He smiled. “I’m sure she won’t mind.”
Nicole smirked and rolled her eyes.
“So I’d say right after the holidays, we’ll get started on treatment. You’ll need to work with Freighter and his people to get set up.”
I’d hoped to fly home for a weekend to see my mother before Christmas. She was 92 and I didn’t know how much longer she had. She’d always been so strong and stubbornly independent, and hated being where she was. But — though she would not admit it — she couldn’t live alone. Now, she was living at a place I thought of as Sleepy Acres. I hated to think of her there, in the “assisted living facility,” as this place was called.
But I couldn’t tell my mother I was sick; she would worry too much. She needed to be letting go, not holding on. That’s what the hospice nurse had told me.
“Okay,” Doctor Corwin said. “Let’s get you to another room so I can get this exam over with.”
Nicole went back to the waiting area. A regular nurse — not a navigator or bombardier — took me to another exam room, told me to strip, put on a johnnie and lay down on the examining table with my ass pointed toward heaven.
Doctor Corwin came in carrying something that looked like a dart gun from Saturn.
“You want to play a game before we get started?”
He laughed. “Doesn’t look very pleasant, does it? I’ll do this as quickly as I can.”
The nurse held me in position as Doctor Corwin gently worked the uncomfortable metal tube into the heart of darkness. It was like Martin Sheen going upriver in Apocalypse Now. I held my breath, fearing I would lose control, loosing rodents and strange mythical beasts from my rectum. But soon it was over.
“You definitely have a tumor,” he said. “It’s kind of located right on the dividing line, right between the rectum and the colon.”
I slipped off the exam table and began getting dressed.
Doctor Corwin washed his hands, then dried with paper towels. “You’re looking at a long road, and I guarantee you you’ll get discouraged — maybe even depressed — but lots of people have been there before you. It won’t be easy, but you can do this.”
He stood at the door to say goodbye. “It’s too bad we had to meet under these circumstances,” he said. “It’d be much nicer if we’d met over a beer.”
He shook my hand like he meant it.
It was late afternoon when we left. The boys would be home from school now, but Savannah was there to watch them. We stopped at a little tavern near Dana Farber called the Broad Street Diner. We had been too nervous to eat earlier, so Nicole ordered a burger and I got a big bowl of clam chowder.

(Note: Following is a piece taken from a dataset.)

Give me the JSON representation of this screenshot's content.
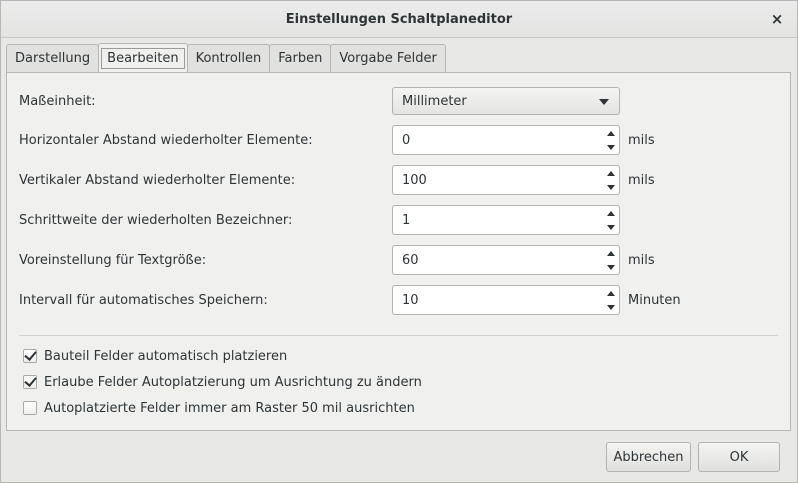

“Look, I’m sorry about all this,” I said.
Nicole shrugged. “Don’t apologize, except maybe for not taking better care of yourself. If you’d done what I said, we might not be here now. But we can’t change it now. Your doctor’s right — you’ll get through this.”
“I know,” I said, “it’s just so soon after your mother . . . . ”
“Yes,” she said. “It is.”
I’d say we ate in silence for a bit but it’s a Boston bar, which means that the other customers were discussing the intricacies of the New England Patriots pass defense at top volume.
“Listen,” she said. “You’re more than this. Don’t give your life over to this. Don’t let cancer define who you are.”
It had not occurred to me that I would, but I nodded. Looking back, it was probably the best advice she ever gave me.
“I won’t. Promise.”